(Dataset rows for apps and sites)
————————

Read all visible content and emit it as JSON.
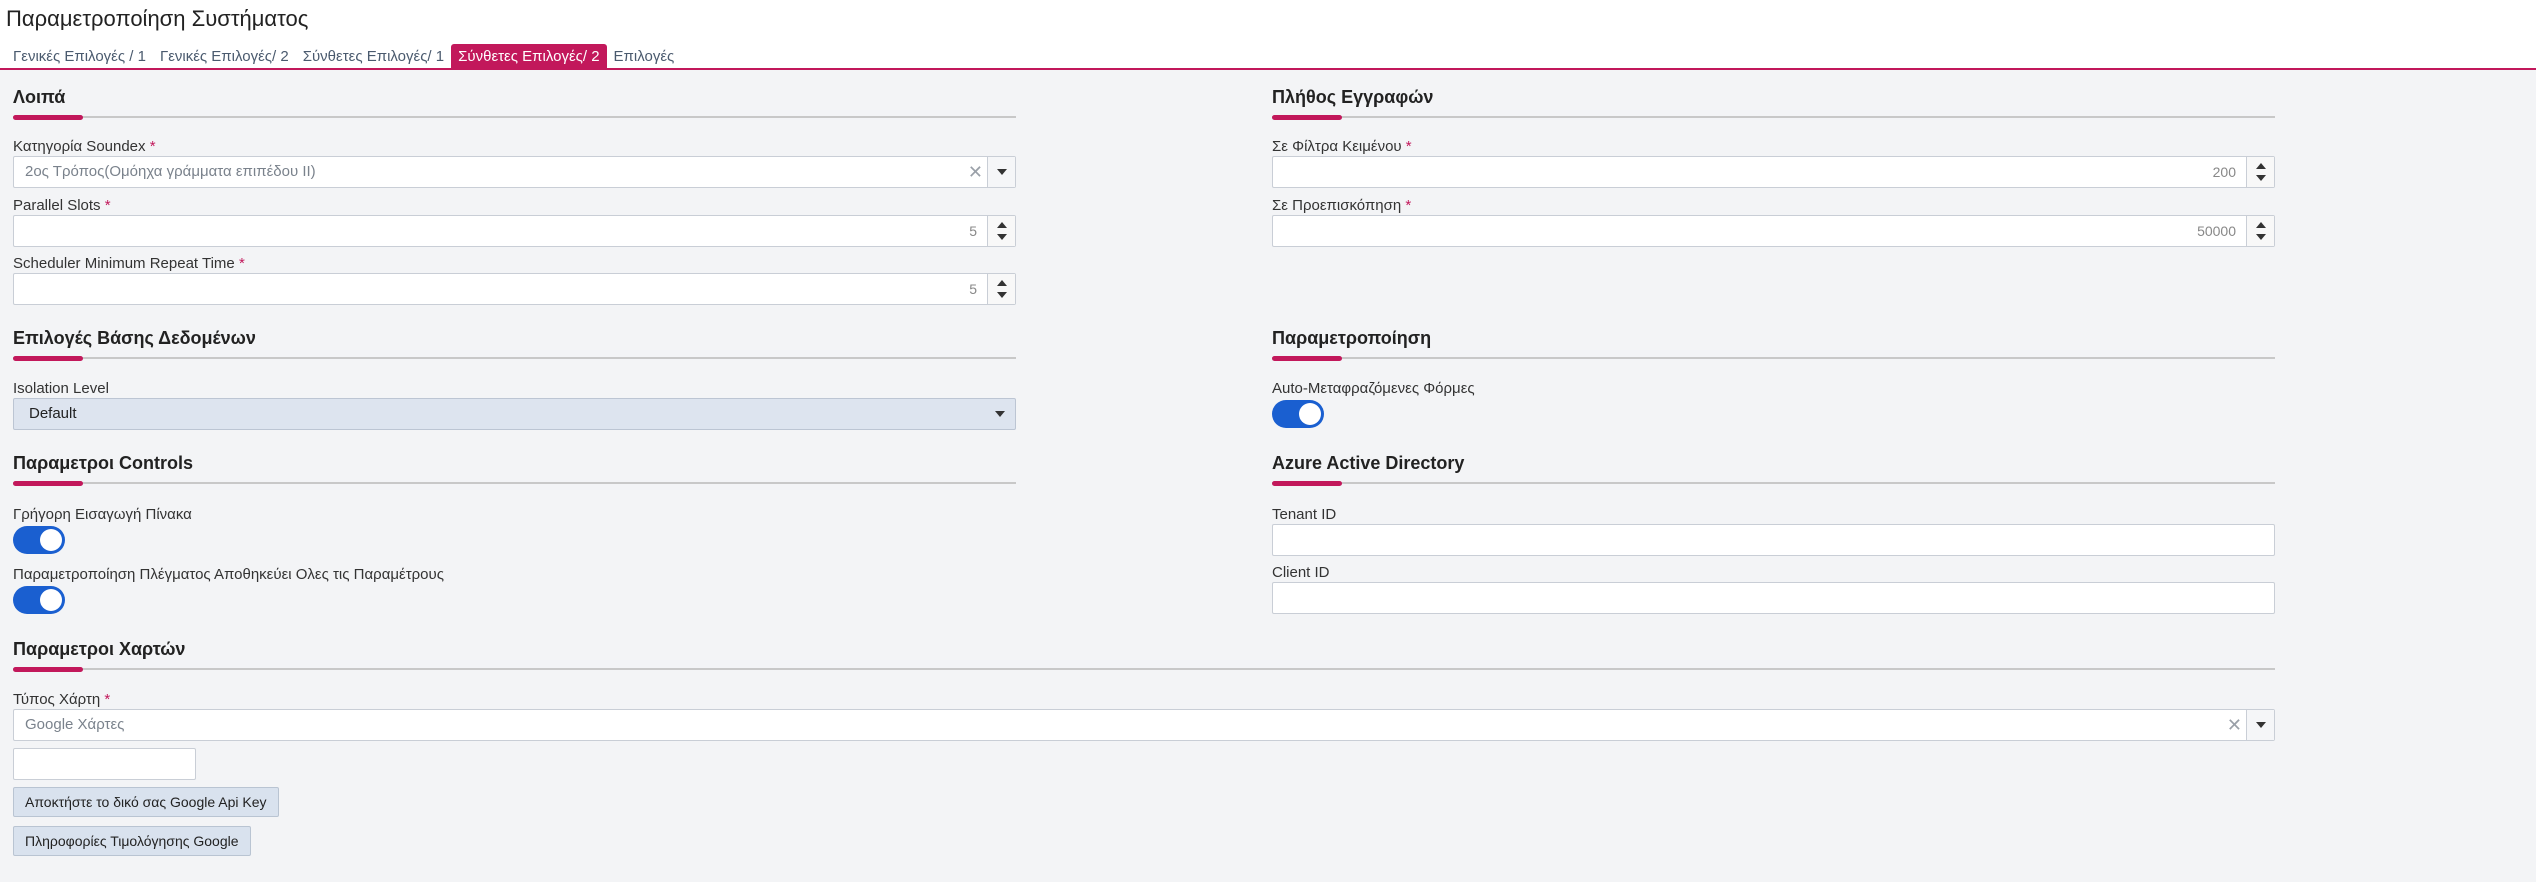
{
  "header": {
    "title": "Παραμετροποίηση Συστήματος",
    "tabs": [
      {
        "label": "Γενικές Επιλογές / 1"
      },
      {
        "label": "Γενικές Επιλογές/ 2"
      },
      {
        "label": "Σύνθετες Επιλογές/ 1"
      },
      {
        "label": "Σύνθετες Επιλογές/ 2"
      },
      {
        "label": "Επιλογές"
      }
    ],
    "active_tab": "Σύνθετες Επιλογές/ 2"
  },
  "loipa": {
    "title": "Λοιπά",
    "soundex": {
      "label": "Κατηγορία Soundex",
      "value": "2ος Τρόπος(Ομόηχα γράμματα επιπέδου ΙΙ)"
    },
    "parallel_slots": {
      "label": "Parallel Slots",
      "value": "5"
    },
    "scheduler": {
      "label": "Scheduler Minimum Repeat Time",
      "value": "5"
    }
  },
  "records": {
    "title": "Πλήθος Εγγραφών",
    "text_filters": {
      "label": "Σε Φίλτρα Κειμένου",
      "value": "200"
    },
    "preview": {
      "label": "Σε Προεπισκόπηση",
      "value": "50000"
    }
  },
  "db": {
    "title": "Επιλογές Βάσης Δεδομένων",
    "isolation": {
      "label": "Isolation Level",
      "value": "Default"
    }
  },
  "param": {
    "title": "Παραμετροποίηση",
    "auto_translate": {
      "label": "Auto-Μεταφραζόμενες Φόρμες",
      "checked": true
    }
  },
  "controls": {
    "title": "Παραμετροι Controls",
    "fast_insert": {
      "label": "Γρήγορη Εισαγωγή Πίνακα",
      "checked": true
    },
    "grid_save": {
      "label": "Παραμετροποίηση Πλέγματος Αποθηκεύει Ολες τις Παραμέτρους",
      "checked": true
    }
  },
  "azure": {
    "title": "Azure Active Directory",
    "tenant": {
      "label": "Tenant ID",
      "value": ""
    },
    "client": {
      "label": "Client ID",
      "value": ""
    }
  },
  "maps": {
    "title": "Παραμετροι Χαρτών",
    "map_type": {
      "label": "Τύπος Χάρτη",
      "value": "Google Χάρτες"
    },
    "api_key_value": "",
    "api_key_button": "Αποκτήστε το δικό σας Google Api Key",
    "pricing_button": "Πληροφορίες Τιμολόγησης Google"
  },
  "required_mark": "*",
  "colors": {
    "accent": "#c2185b",
    "toggle_on": "#1a5fd0",
    "button_bg": "#d9e2ee"
  },
  "icons": {
    "clear": "close-icon",
    "dropdown": "chevron-down-icon",
    "spin_up": "caret-up-icon",
    "spin_down": "caret-down-icon"
  }
}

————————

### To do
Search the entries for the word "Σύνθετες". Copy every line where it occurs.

### Your solution
        "label": "Σύνθετες Επιλογές/ 1"
        "label": "Σύνθετες Επιλογές/ 2"
    "active_tab": "Σύνθετες Επιλογές/ 2"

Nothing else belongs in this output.